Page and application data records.
-*-
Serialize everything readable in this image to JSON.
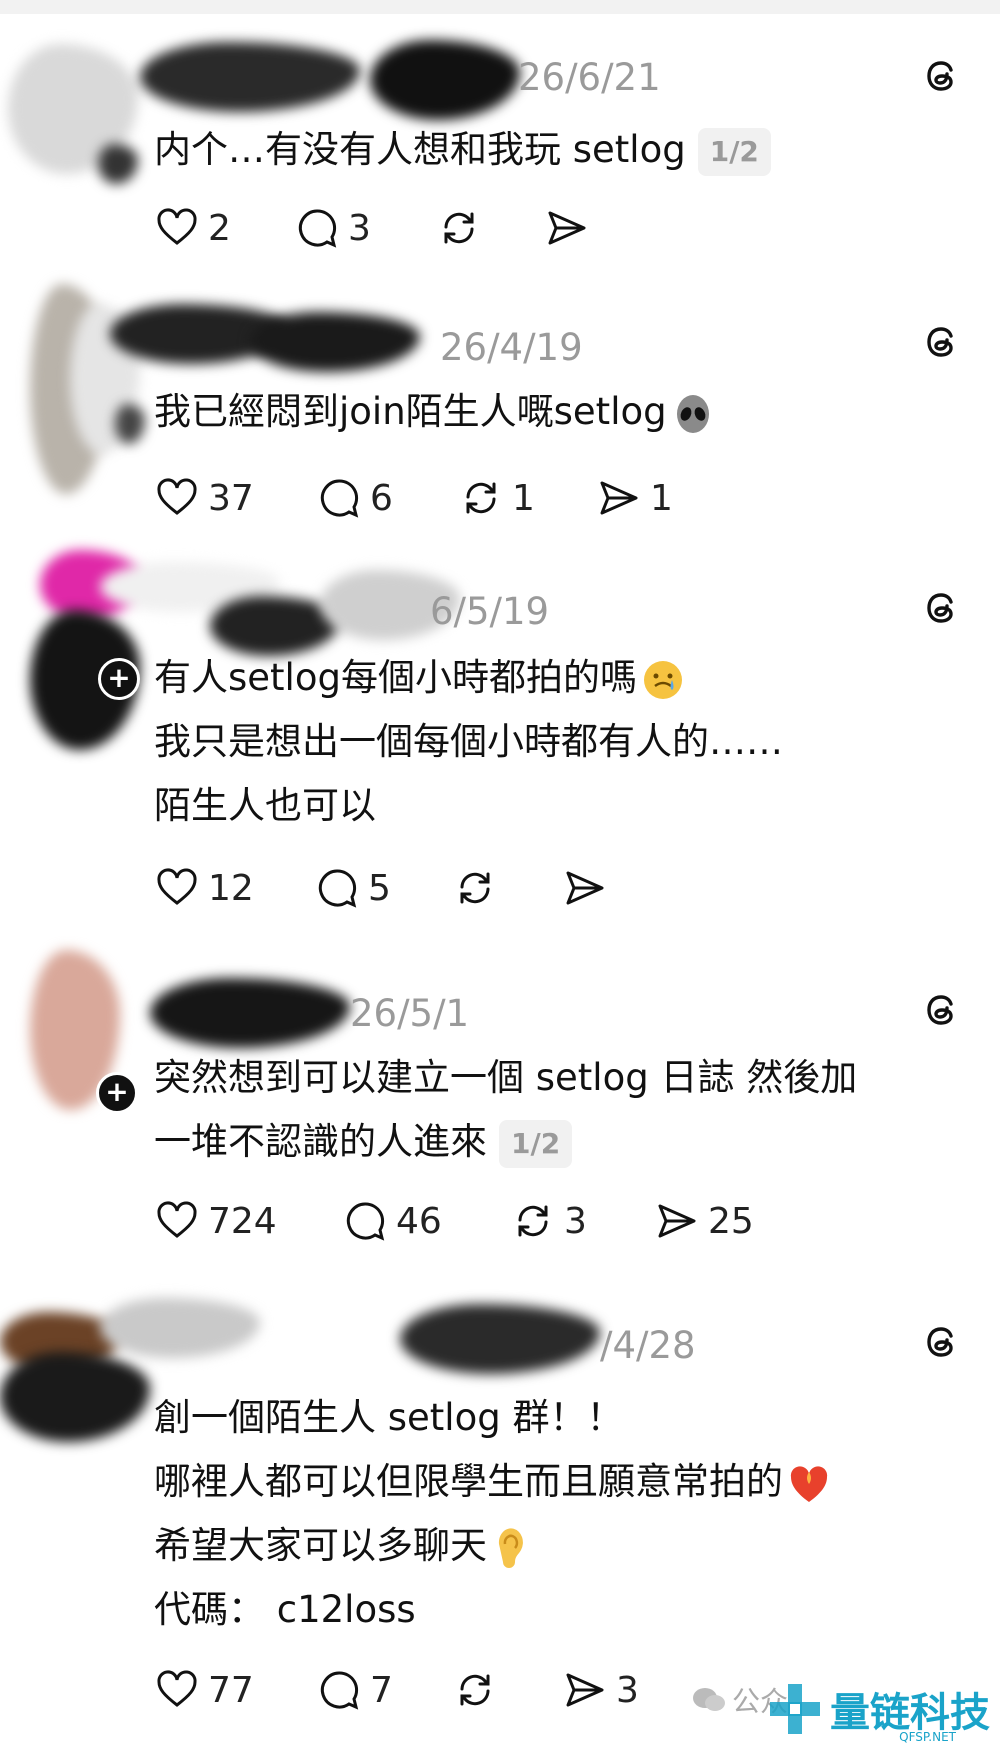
{
  "posts": [
    {
      "date": "26/6/21",
      "lines": [
        "内个…有没有人想和我玩 setlog"
      ],
      "badge": "1/2",
      "likes": "2",
      "replies": "3",
      "reposts": "",
      "shares": ""
    },
    {
      "date": "26/4/19",
      "lines": [
        "我已經悶到join陌生人嘅setlog"
      ],
      "emoji": "alien-emoji",
      "likes": "37",
      "replies": "6",
      "reposts": "1",
      "shares": "1"
    },
    {
      "date": "6/5/19",
      "lines": [
        "有人setlog每個小時都拍的嗎",
        "我只是想出一個每個小時都有人的……",
        "陌生人也可以"
      ],
      "emoji": "crying-face-emoji",
      "likes": "12",
      "replies": "5",
      "reposts": "",
      "shares": ""
    },
    {
      "date": "26/5/1",
      "lines": [
        "突然想到可以建立一個 setlog 日誌 然後加",
        "一堆不認識的人進來"
      ],
      "badge": "1/2",
      "likes": "724",
      "replies": "46",
      "reposts": "3",
      "shares": "25"
    },
    {
      "date": "/4/28",
      "lines": [
        "創一個陌生人 setlog 群！！",
        "哪裡人都可以但限學生而且願意常拍的",
        "希望大家可以多聊天",
        "代碼： c12loss"
      ],
      "likes": "77",
      "replies": "7",
      "reposts": "",
      "shares": "3"
    }
  ],
  "watermark": {
    "brand": "量链科技",
    "sub": "QFSP.NET",
    "public": "公众"
  },
  "colors": {
    "text": "#111111",
    "muted": "#9a9a9a",
    "brand": "#1aa3c9"
  }
}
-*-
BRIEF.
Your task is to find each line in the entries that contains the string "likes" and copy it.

WRITTEN RESPONSE.
      "likes": "2",
      "likes": "37",
      "likes": "12",
      "likes": "724",
      "likes": "77",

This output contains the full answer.